For 12 years, Christine Denté has been the unmistakable voice of husband-wife pop duo Out of the Grey, and become one of the most highly regarded and sought after vocalists in Christian music. Since graduating from Boston's Berklee College of Music, where she and Scott Denté first met, Out of the Grey has released six albums and a hits collection, amassing numerous No. 1 singles. Christine also joined Christian pop veterans Margaret Becker and Susan Ashton for one of the most fondly regarded collaborations from the mid-'90s, Ashton Becker Denté. Out of the Grey joined the Rocketown family with the 2001 release 6.1, and now Christine Denté steps alone into the spotlight for her solo debut, Becoming.
With Scott Denté in the producer's chair and contributing guitar as always, what sets this solo outing apart from past Out of the Grey projects? For starters, it's a different kind of working relationship for them. Though Scott still plays guitar on Becoming, there's more piano in the mix than Out of the Grey ever used, plus room for other guitarists to step in. The sound is similar—sophisticated and mature acoustic pop colored by guitar, piano, vintage keyboards, live percussion, and occasional strings. According to Scott, it also places the focus more on the nuances of Christine's vocal performance.
But most importantly, the album's 10 songs are more personal to Christine than most of the duo's previous work. The songs of Becoming, written over the years but never quite fitting Out of the Grey's repertoire, are basically Christine's life story. They cover her journey of faith with emotions and ideas laid bare, exploring her roles as a woman, wife, mother, and Christian. I was a little hesitant about an album marketed as one of "issues that relate directly to the hearts of women," wondering if it would be geared to specifically to so-called soccer moms. Turns out that Becoming is quite universal, with even the most "feminine" tracks—an ode to motherhood, "Summer"—simply capturing the joys of being a parent and being a child. Like the other nine tracks, it's something we can all relate to one way or another.

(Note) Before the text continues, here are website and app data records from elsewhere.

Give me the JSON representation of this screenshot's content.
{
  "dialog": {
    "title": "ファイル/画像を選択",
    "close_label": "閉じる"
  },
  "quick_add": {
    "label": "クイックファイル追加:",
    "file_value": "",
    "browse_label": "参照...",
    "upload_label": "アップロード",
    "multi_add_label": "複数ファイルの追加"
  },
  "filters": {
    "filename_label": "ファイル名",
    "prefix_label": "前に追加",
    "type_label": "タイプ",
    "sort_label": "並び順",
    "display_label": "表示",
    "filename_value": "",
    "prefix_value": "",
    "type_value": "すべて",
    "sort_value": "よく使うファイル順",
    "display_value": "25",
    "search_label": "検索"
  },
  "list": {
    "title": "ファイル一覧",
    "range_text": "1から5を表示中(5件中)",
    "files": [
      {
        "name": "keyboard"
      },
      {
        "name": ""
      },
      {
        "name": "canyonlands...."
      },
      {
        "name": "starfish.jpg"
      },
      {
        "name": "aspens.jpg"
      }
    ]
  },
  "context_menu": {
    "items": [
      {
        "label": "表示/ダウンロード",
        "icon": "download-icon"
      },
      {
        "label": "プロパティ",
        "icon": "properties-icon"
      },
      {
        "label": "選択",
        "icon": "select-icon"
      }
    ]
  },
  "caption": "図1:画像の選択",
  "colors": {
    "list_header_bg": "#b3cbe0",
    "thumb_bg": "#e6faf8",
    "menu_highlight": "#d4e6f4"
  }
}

Denté begins by exploring her childhood in the beautifully complicated title track. It's about coming to acceptance through love, both from a spouse and a Savior: "I am becoming what I once was/The girl in the mirror of your love/I am becoming/Your love becomes me." With "Bigger Story," she outlines a lifetime of spiritual growth and her struggles to understand faith in the midst of uncertainties. It's appropriately followed by "Gotta Go Through," which asks God, "Why do I have to give so much? Haven't I been through enough? Wouldn't it be better just to let it go through?" It offers no easy answers, other than the perseverance of the title. Meanwhile, "Take It From Here" is a prayer for God to further his will despite our shortcomings.
Inspired by Galatians 5:6 and John Piper's Desiring God, "The Only Thing That Counts" offers simple testimony about the importance of faith lived out in love. "Sure of All I Hope For" explores the basics of faith and the hope in things unseen. In "How Far, How Much," Christine contrasts our shortcomings with Christ's perfection by questioning if she could show as much love as Jesus did unto death and resurrection. The final two tracks look to the future. "Echoes of Heaven" reminds us that life on earth is temporary, though the sweetest moments are magnified in heaven. "Goodbye" closes the album with a meditation on death and the hope of eternal life, expressed in a way that's sweet, peaceful, and far from depressing: "And we are left to question what do we do with this?/A day we all expect, yet unexpected always is/How beautiful the hope of those who know where they will go."
Becoming is a mellow album. All the tracks are good, but they're more distinguishable by melody and lyric, not by instrumentation or dynamic. That's the point, though, placing the emphasis on Denté's marvelous voice and her lyrics. Rocketown has made a nice home for the Dentés, first with Out of the Grey's 6.1 and now this. Many Christian female artists have attempted to share their personal journey of faith and let listeners into their point-of-view, ultimately offering trite clichés or the lyrics of other artists without being revelatory or unique. Becoming, in contrast, finds Christine Denté painting a wonderful picture of her story. She takes ownership of her perspective and speaks volumes about faith because of it.